Excerpts from an interface dataset:
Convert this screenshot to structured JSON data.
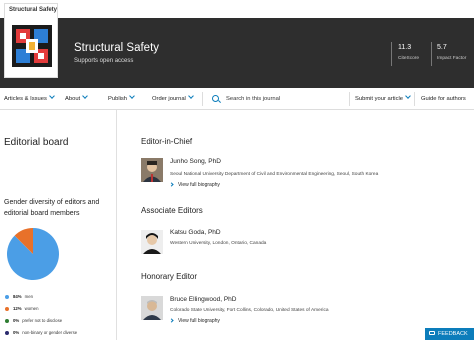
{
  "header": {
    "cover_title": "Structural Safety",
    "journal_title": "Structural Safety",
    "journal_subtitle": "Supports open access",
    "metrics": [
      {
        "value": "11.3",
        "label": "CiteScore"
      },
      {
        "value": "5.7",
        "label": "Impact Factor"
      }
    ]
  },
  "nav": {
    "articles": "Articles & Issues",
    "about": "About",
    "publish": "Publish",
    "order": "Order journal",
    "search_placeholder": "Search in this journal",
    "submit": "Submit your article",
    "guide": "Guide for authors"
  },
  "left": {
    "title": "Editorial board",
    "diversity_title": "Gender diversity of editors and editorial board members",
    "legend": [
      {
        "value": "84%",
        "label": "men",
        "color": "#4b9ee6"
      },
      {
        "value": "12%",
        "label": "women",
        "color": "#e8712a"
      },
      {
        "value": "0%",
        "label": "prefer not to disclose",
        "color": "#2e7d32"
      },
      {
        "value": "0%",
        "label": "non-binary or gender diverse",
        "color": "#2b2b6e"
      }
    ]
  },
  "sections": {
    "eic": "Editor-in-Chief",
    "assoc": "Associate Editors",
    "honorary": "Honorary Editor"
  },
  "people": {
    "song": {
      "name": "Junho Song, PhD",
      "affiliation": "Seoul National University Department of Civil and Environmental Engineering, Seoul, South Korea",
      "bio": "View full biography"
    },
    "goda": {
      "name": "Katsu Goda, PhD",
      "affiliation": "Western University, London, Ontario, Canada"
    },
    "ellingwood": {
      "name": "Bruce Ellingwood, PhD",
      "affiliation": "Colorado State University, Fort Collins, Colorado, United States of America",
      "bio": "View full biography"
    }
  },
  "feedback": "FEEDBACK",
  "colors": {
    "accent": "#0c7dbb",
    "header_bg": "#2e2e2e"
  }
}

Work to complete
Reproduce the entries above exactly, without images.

Written response
Convert this screenshot to structured JSON data.
{
  "header": {
    "cover_title": "Structural Safety",
    "journal_title": "Structural Safety",
    "journal_subtitle": "Supports open access",
    "metrics": [
      {
        "value": "11.3",
        "label": "CiteScore"
      },
      {
        "value": "5.7",
        "label": "Impact Factor"
      }
    ]
  },
  "nav": {
    "articles": "Articles & Issues",
    "about": "About",
    "publish": "Publish",
    "order": "Order journal",
    "search_placeholder": "Search in this journal",
    "submit": "Submit your article",
    "guide": "Guide for authors"
  },
  "left": {
    "title": "Editorial board",
    "diversity_title": "Gender diversity of editors and editorial board members",
    "legend": [
      {
        "value": "84%",
        "label": "men",
        "color": "#4b9ee6"
      },
      {
        "value": "12%",
        "label": "women",
        "color": "#e8712a"
      },
      {
        "value": "0%",
        "label": "prefer not to disclose",
        "color": "#2e7d32"
      },
      {
        "value": "0%",
        "label": "non-binary or gender diverse",
        "color": "#2b2b6e"
      }
    ]
  },
  "sections": {
    "eic": "Editor-in-Chief",
    "assoc": "Associate Editors",
    "honorary": "Honorary Editor"
  },
  "people": {
    "song": {
      "name": "Junho Song, PhD",
      "affiliation": "Seoul National University Department of Civil and Environmental Engineering, Seoul, South Korea",
      "bio": "View full biography"
    },
    "goda": {
      "name": "Katsu Goda, PhD",
      "affiliation": "Western University, London, Ontario, Canada"
    },
    "ellingwood": {
      "name": "Bruce Ellingwood, PhD",
      "affiliation": "Colorado State University, Fort Collins, Colorado, United States of America",
      "bio": "View full biography"
    }
  },
  "feedback": "FEEDBACK",
  "colors": {
    "accent": "#0c7dbb",
    "header_bg": "#2e2e2e"
  }
}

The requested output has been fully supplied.